Task requirements: Go through the listing below and report how many lines contain the word "count"; write no other words.

Data under study:
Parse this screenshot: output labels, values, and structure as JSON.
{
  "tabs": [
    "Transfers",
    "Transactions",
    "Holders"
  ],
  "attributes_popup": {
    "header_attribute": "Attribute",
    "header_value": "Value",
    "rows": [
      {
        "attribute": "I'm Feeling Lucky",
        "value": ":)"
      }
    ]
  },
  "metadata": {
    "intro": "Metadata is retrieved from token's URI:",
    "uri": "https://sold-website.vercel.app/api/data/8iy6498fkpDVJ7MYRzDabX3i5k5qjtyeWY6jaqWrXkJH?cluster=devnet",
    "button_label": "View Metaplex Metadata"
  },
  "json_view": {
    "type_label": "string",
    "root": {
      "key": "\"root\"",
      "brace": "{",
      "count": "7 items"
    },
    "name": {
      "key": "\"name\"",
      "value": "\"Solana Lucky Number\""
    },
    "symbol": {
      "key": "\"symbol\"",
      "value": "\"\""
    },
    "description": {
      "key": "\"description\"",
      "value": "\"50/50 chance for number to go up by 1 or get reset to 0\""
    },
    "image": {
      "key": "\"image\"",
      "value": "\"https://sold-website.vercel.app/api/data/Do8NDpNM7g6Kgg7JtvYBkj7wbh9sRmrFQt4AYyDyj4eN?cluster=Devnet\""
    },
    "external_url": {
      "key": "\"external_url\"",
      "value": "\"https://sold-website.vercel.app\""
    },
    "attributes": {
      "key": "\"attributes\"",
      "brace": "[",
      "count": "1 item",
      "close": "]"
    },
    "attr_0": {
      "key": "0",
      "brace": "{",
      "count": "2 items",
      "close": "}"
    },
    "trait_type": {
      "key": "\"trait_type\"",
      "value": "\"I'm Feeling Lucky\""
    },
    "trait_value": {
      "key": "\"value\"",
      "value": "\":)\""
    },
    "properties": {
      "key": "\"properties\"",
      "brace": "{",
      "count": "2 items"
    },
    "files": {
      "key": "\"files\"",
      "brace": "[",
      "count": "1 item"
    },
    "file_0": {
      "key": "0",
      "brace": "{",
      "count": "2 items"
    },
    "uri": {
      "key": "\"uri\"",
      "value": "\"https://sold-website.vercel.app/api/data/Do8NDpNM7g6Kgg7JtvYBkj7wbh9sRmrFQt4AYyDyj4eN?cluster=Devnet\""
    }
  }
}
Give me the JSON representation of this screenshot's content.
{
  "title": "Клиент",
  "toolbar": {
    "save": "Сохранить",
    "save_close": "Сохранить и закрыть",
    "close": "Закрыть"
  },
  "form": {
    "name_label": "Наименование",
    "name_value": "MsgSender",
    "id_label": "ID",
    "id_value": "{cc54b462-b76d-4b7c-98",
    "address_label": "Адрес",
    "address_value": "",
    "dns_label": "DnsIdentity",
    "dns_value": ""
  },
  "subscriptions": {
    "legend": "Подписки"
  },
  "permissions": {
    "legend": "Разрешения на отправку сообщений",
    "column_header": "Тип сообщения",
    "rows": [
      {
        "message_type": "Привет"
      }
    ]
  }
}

Response: 6